    the conclusion however, “Electrical Power is No Longer a Problem in ICT for Developmen”, is wrong – it ignores infrastructure, networks, data centers – all the ingredients that make the difference between being mere users of ICT supplied by others and being a maker and builder of ICT yourself.
    the danger in this misunderstanding is obvious: it once more makes developing nations second grade users of ICT.

    there is a tremendous opportunity for e.g. many african countries, in building this next generation infrastructure – powered sustainably, often off the central grid.
    misunderstandings like above would have us miss that opportunity.

  2. FLORENCE NAYIGA SSEKABIRA says:

    AM HAPPY THAT WITH THE NEW DEVELOPMENTS CHILDREN,WOMEN, PERSONS WITH DISABILITIES DEEP IN THE RURAL AREAS IN AFRICA AND OTHER DEVELOPING AREAS WILL ACCESS ; ICT KNOWLEDGE FOR DEVELOPMENT AS LONG AS PROPER AWARENESS IS CARRIED OT IN THE COMMUNITIES ON CHEAPER SOLAR PANELS AND EQUIPMENT.

    GOVERNMENTS, UN- BODIES, NGOS, DONORS , AND DEVELOPMENT PARTNERS NEED TO COMMIT THEM SELVES TO THIS TO PUT BUDGET LINES,REDUCE TAXES ON THOSE ITEMS .

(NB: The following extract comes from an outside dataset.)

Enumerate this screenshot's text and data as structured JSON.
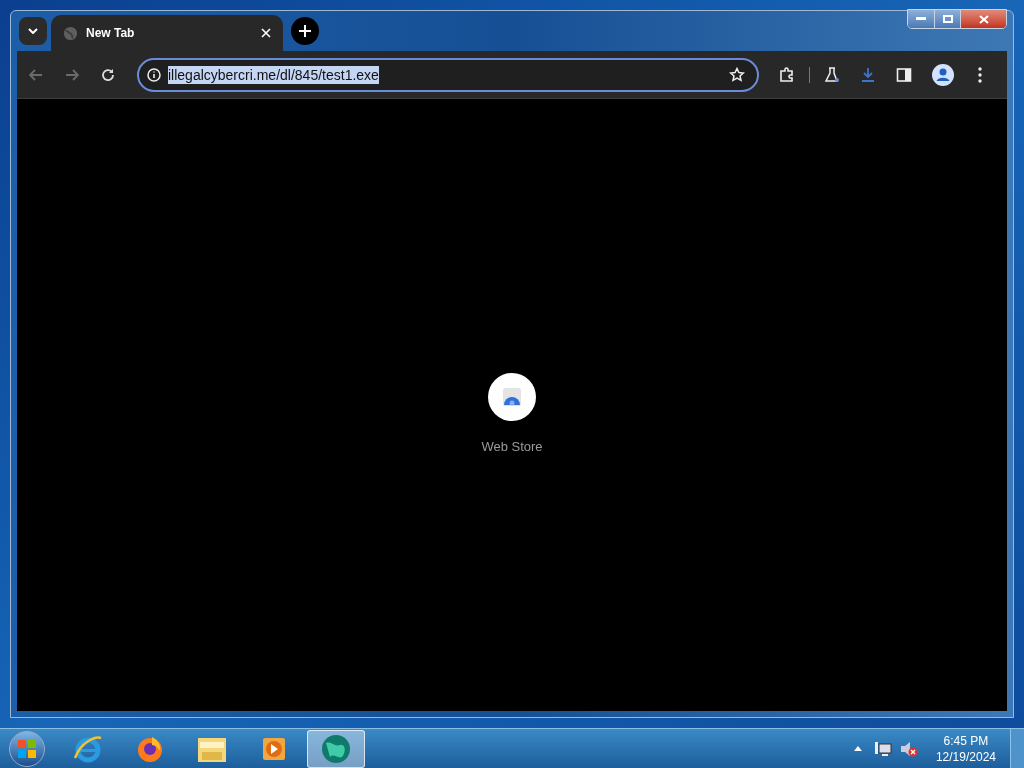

  3. I agree with the article’s basic premise: that electricity is no longer the barrier it once was. That is a tremendous shift that deserves celebration. The title does overstates the case, and perhaps intentionally. @sebastian is correct; reliable electrical power, along with reliable and sufficient bandwidth, is still a challenge for developing countries. It affects connectivity to the Cloud. It also affects systems that demand local data centers due to policy, performance, or connectivity requirements. This is particularly true in larger medical facilities implementing eHealth systems. Newer low power devices, improved battery technology, and alternative power sources reduce this problem and in many cases help us to avoid it entirely. However, it has not disappeared entirely. Developing countries still face the challenge of providing sufficient and reliable electrical power to their citizens and their economies.

  4. we can summarize this, simplified:

    a lot of progress has been made on the end user side, and power is no longer the hurdle there.

    for the real infrastructure, the challenge remains and power is the #1 problem for ICT development.

  5. Lutz Frommberger says:

    I think what we can take home from this article is that it definitely makes sense to rely on ICT even if electrical power is always an issue. The situation is rapidly improving, and the line of argument to discourage the introduction of ICT for development due to insecure power supply is getting weaker and weaker. We cannot wait until the situation meets the standard of Western countries before we develop tools – it’s also the tools that encourage creative solutions to solve power supply issues.

  6. […] 話はちょっと変わるけど、このBPOセンターのように、農村部や地方でのITプロジェクトというと、まず最初に電力インフラがネックになるのでは?と感じるが、ICTWorksに「Electrical Power is No Longer a Problem in ICT for Development」というタイトルで電力インフラ問題は以前ほど決定的なハードルでなくなりつつあるという投稿があった。PCはCRTモニターからLCDモニタになったり、タブレット端末が登場したり、といったことから、IT端末はソーラーパネルや車のバッテリーでもある程度稼働が可能なものになっている。つまり、電力インフラにかける投資は依然より減少し、電力インフラは投資対象ではなく、運営費になるだろうということを指摘している。確かに、依然と比べてノートPCのバッテリー駆動時間もずいぶん長くなったし、ICT4Dプロジェクトのハードルは技術革新によってどんどん低くなっていくのは間違いないだろう。 […]

  7. Aaron Mason says:

    It’ll be interesting to see where plug computers fit into the power scheme… Does the power consumption of a monitor outweigh the cost of a tablet’s battery?